Demetrius Grave was originally formed in 1994, and has gone through too many obstacles for me to list them all here. Shortly, the project has been on/off since it's formation, and has made a handful of very limited releases during the time. "The City Is So Big" is currently it's latest aural incarnation, and it's all the more relevant this day as it will get a proper CD-pressing in 2011.
The album is meant to deliver the artist's own vision of Black Metal with no compromises or mimickry, and it can surely be heard that Mr. Grave is not trying to appeal to the masses; the songs team together hissing, harsh, and lo-fi guitars and damp industrial- and techno-elements. The raw guitars range from more atmospheric expression to pure aggressive shredding, and overall they are akin to the most traditional black metal-riffs, but while still carrying such an amount of personal touch that I can't point out any specific influential bands. The vocals are raw screams and growls, and what can be heard from them is pretty traditional as well. What makes the songs more special is the clearer and more groovy (but still simplistic) bass guitar that provides the strong backing pulse for the songs with it's beating, and makes the song structures less of a mess. The industrial elements vary from plain electronic drum loops and backing ambience to more dominant techno-oriented synth madness, all the way to some samples of classical instruments such as cellos and a saxophone.
It surprised me how stylish and serious this album sounds and feels like, as I've heard more than a few of black metal-bands mixing electro- and industrial elements into their music in a way that makes the end result sound like a bad joke. One of the main things that Demetrius Grave did right is that he didn't overuse the industrial gimmicks, and that he crafted them to fit the compositions and to work in unison with the actual instruments. They add a twist of surprise to the music, keep the album interesting and give it a good dose of variation, making it last better through its lenghty playtime. One other noteworthy thing is that the industrial sounds share a good amount of the same harshness and crudeness as the black metal -elements instead of sounding like lifeless plastic, making them fit really well together with the guitars. The soundscape is surprisingly holistic and unified.
The negatives consist, if shortly said, of the album carrying a too large amount of unfinished ideas. The songs vary a lot from each other, but don't leave much to the listener's mind aside of their overall pleasing and surprising sound. I think that the artist lenghtened the album too much and tried to fix the lenght by adding some filler elements here and there, whereas he should've made the album more concise. By giving the songs a bit stronger contrasts, balancing out the build-ups with a few more thought-out calmer spots, and by throwing out all the mediocre and most usual ideas of the bunch, the album could've been published as a killer 40-minuter.

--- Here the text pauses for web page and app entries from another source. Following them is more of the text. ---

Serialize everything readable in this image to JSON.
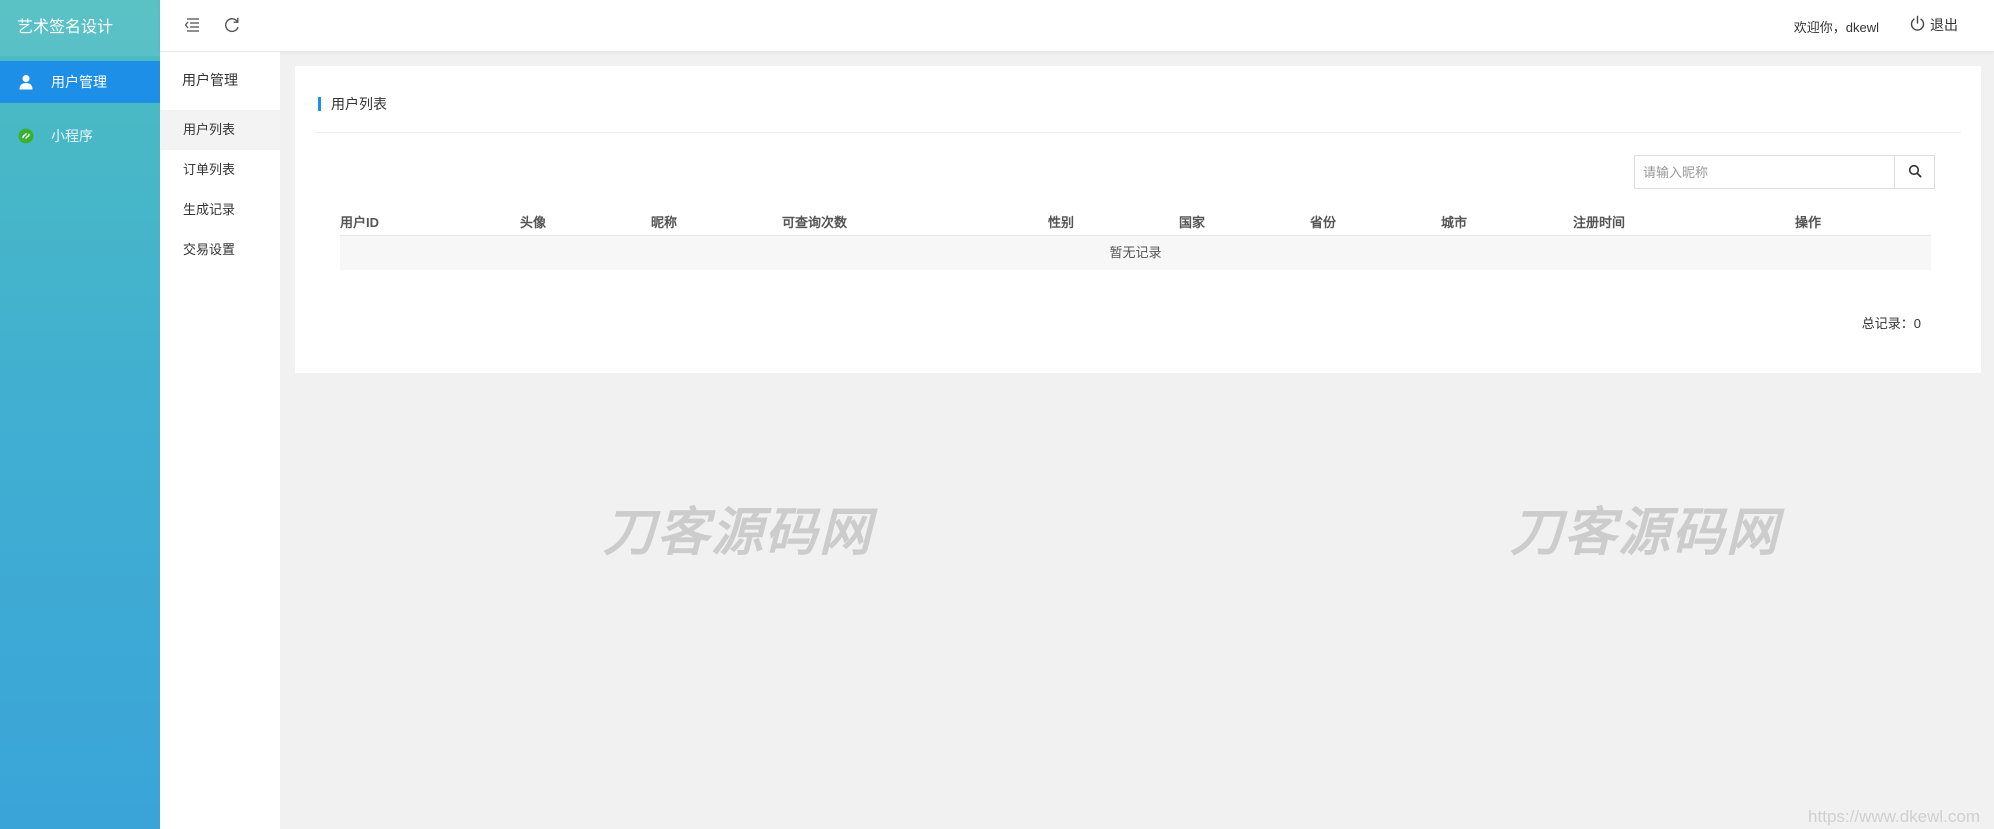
{
  "app": {
    "brand": "艺术签名设计"
  },
  "sidebar": {
    "items": [
      {
        "label": "用户管理",
        "icon": "user-icon",
        "active": true
      },
      {
        "label": "小程序",
        "icon": "mini-program-icon",
        "active": false
      }
    ]
  },
  "submenu": {
    "title": "用户管理",
    "items": [
      {
        "label": "用户列表",
        "active": true
      },
      {
        "label": "订单列表"
      },
      {
        "label": "生成记录"
      },
      {
        "label": "交易设置"
      }
    ]
  },
  "header": {
    "welcome": "欢迎你，dkewl",
    "logout_label": "退出",
    "icons": [
      "collapse-menu-icon",
      "refresh-icon",
      "power-icon"
    ]
  },
  "card": {
    "title": "用户列表",
    "search": {
      "placeholder": "请输入昵称",
      "value": ""
    },
    "table": {
      "columns": [
        "用户ID",
        "头像",
        "昵称",
        "可查询次数",
        "性别",
        "国家",
        "省份",
        "城市",
        "注册时间",
        "操作"
      ],
      "rows": [],
      "empty_text": "暂无记录"
    },
    "total": "总记录：0"
  },
  "watermark": {
    "text": "刀客源码网",
    "url": "https://www.dkewl.com"
  },
  "colors": {
    "accent": "#1e8fe6",
    "sidebar_top": "#4dbdc1",
    "sidebar_bottom": "#3aa4d9",
    "mini_program_icon": "#3cb034"
  }
}
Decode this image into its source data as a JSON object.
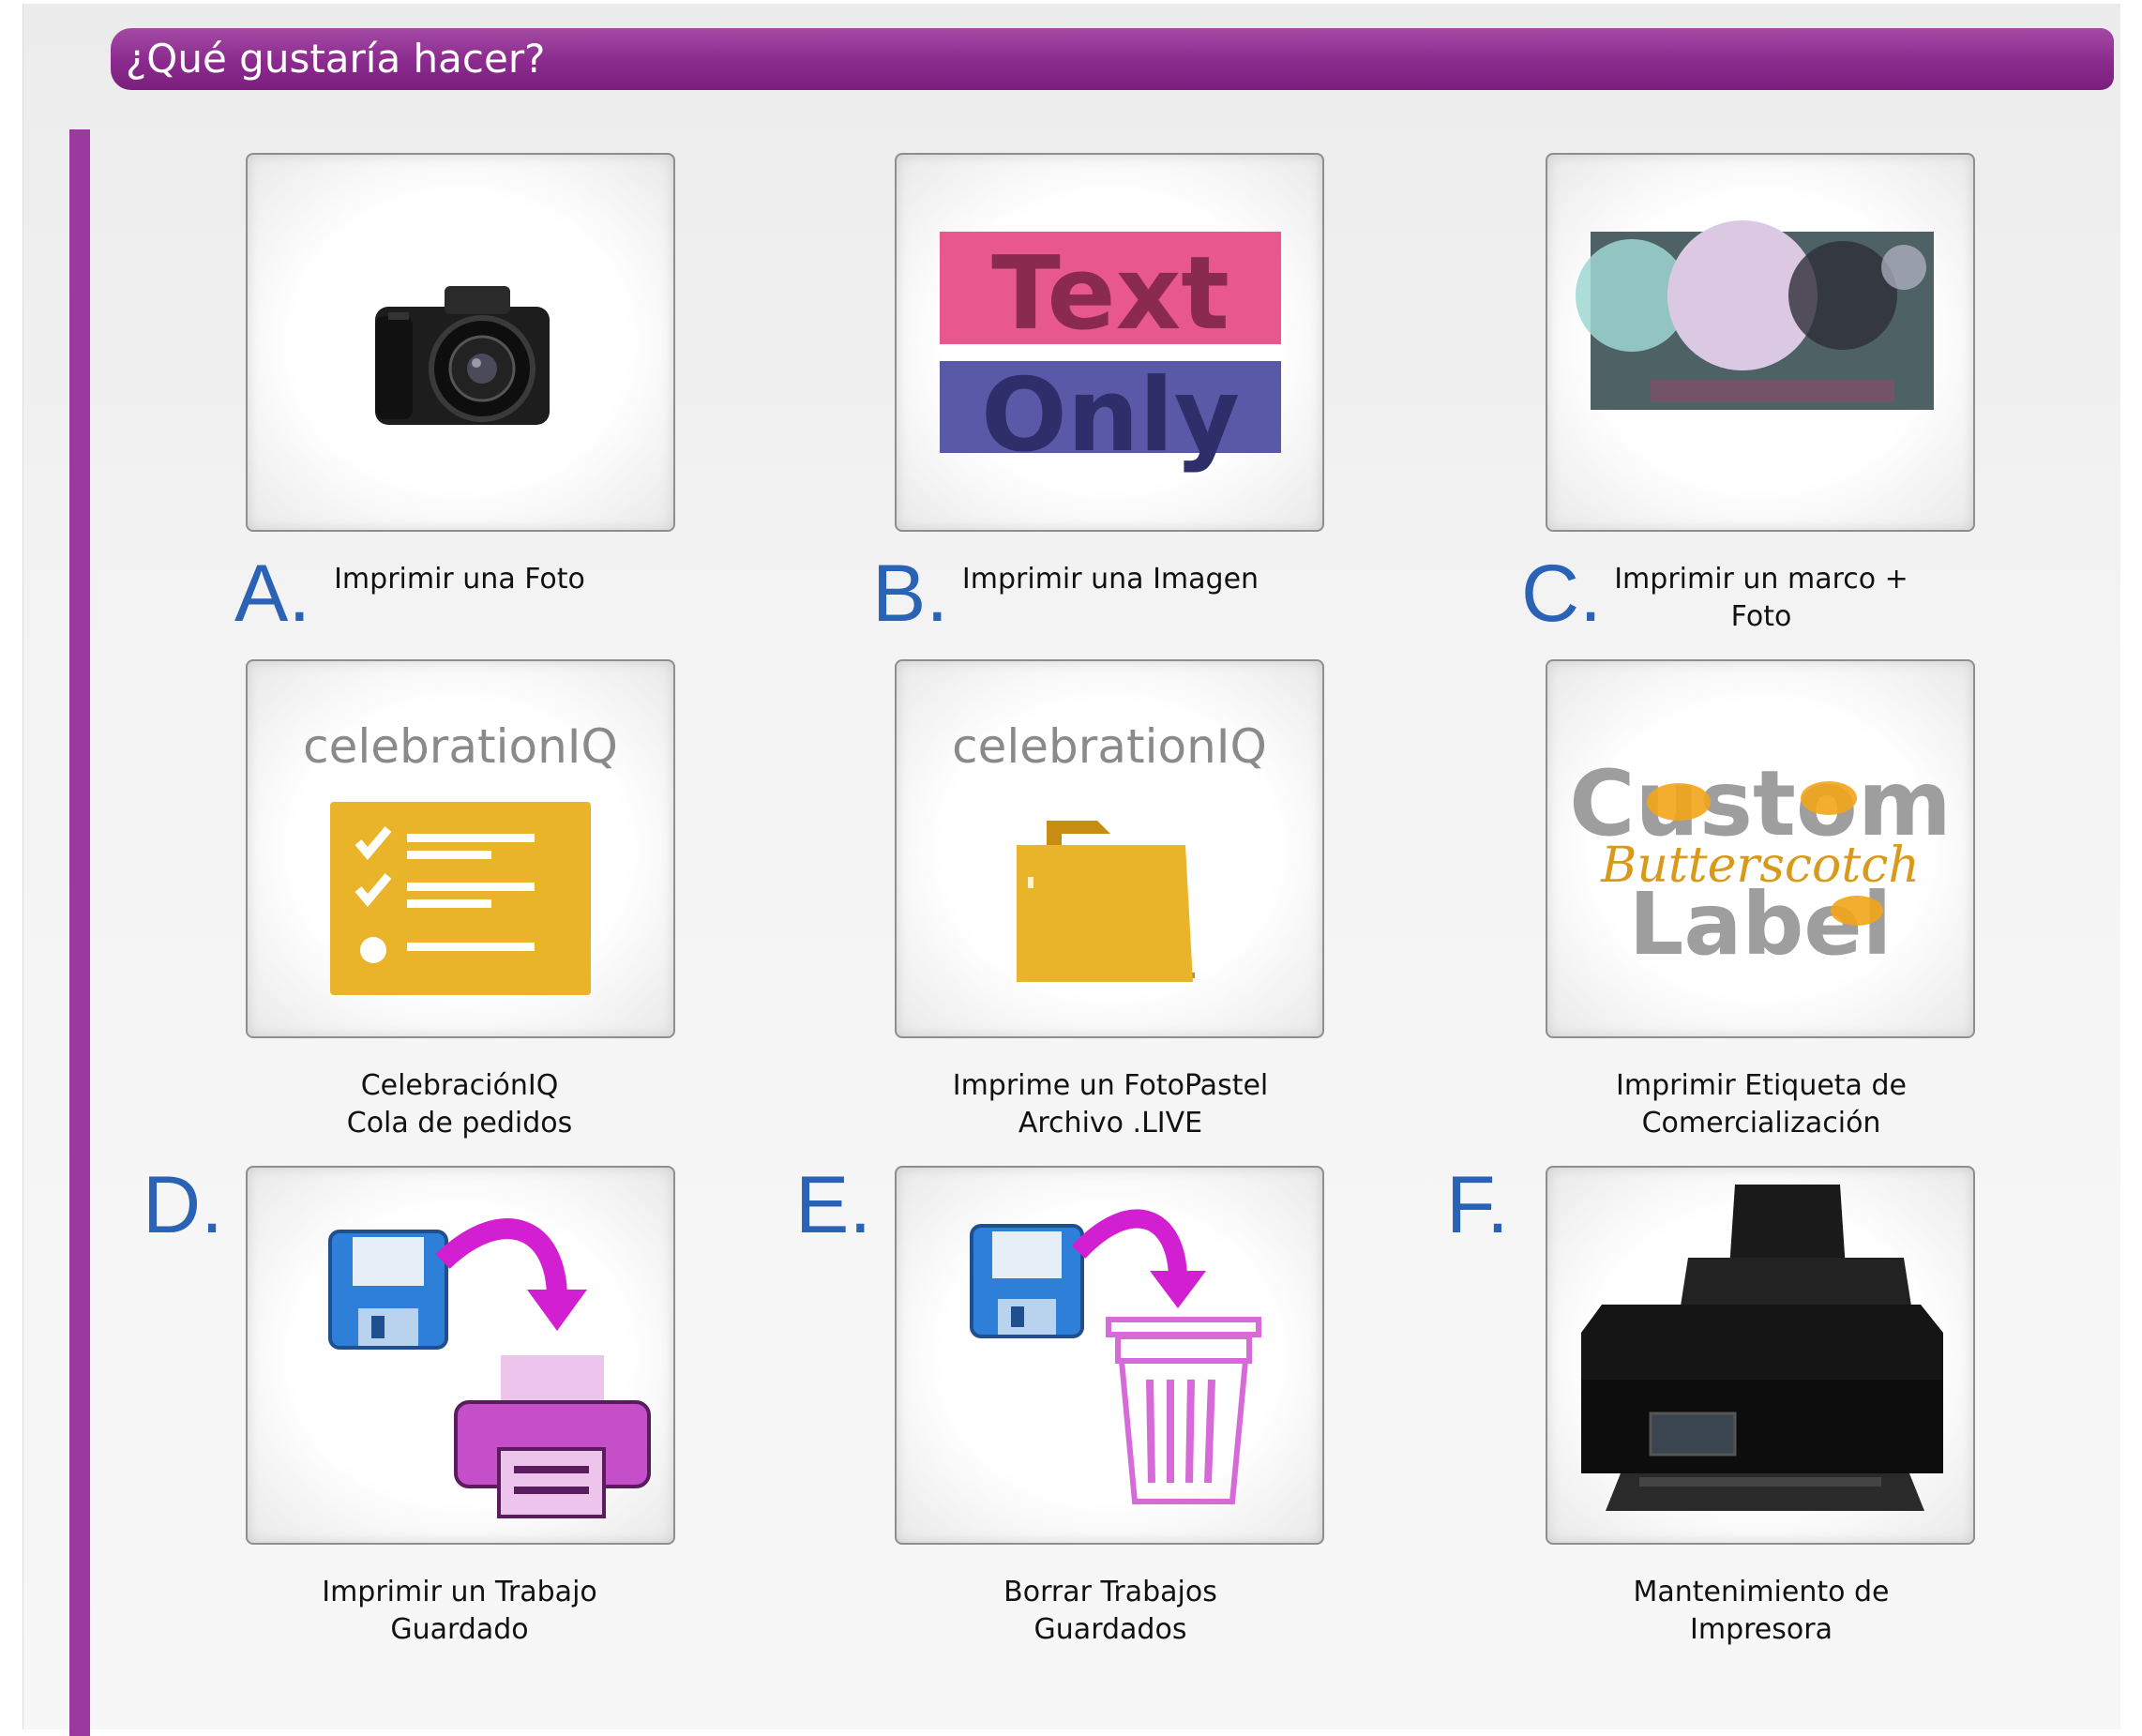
{
  "header": {
    "title": "¿Qué gustaría hacer?"
  },
  "tiles": [
    {
      "letter": "A.",
      "label": "Imprimir una Foto",
      "icon": "camera-icon"
    },
    {
      "letter": "B.",
      "label": "Imprimir una Imagen",
      "icon": "text-only-icon",
      "icon_text": [
        "Text",
        "Only"
      ]
    },
    {
      "letter": "C.",
      "label": "Imprimir un marco +\nFoto",
      "icon": "photo-frame-icon"
    },
    {
      "letter": "",
      "label": "CelebraciónIQ\nCola de pedidos",
      "icon": "checklist-icon",
      "logo_text": "celebrationIQ"
    },
    {
      "letter": "",
      "label": "Imprime un FotoPastel\nArchivo .LIVE",
      "icon": "folder-icon",
      "logo_text": "celebrationIQ"
    },
    {
      "letter": "",
      "label": "Imprimir Etiqueta de\nComercialización",
      "icon": "label-icon",
      "icon_text": [
        "Custom",
        "Butterscotch",
        "Label"
      ]
    },
    {
      "letter": "D.",
      "label": "Imprimir un Trabajo\nGuardado",
      "icon": "save-to-print-icon"
    },
    {
      "letter": "E.",
      "label": "Borrar Trabajos\nGuardados",
      "icon": "save-to-trash-icon"
    },
    {
      "letter": "F.",
      "label": "Mantenimiento de\nImpresora",
      "icon": "printer-icon"
    }
  ],
  "colors": {
    "accent": "#8b2a8e",
    "letter": "#2a63b5",
    "folder": "#e9b32a"
  }
}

I can only salute the artist for sticking to his chosen style and approach, and for actually aiming for his own sound instead of being a follower. I'll be waiting for the CD-version, hoping it will include the lyrics and have a less boring visual side. Meanwhile, the tape should be available for purchase.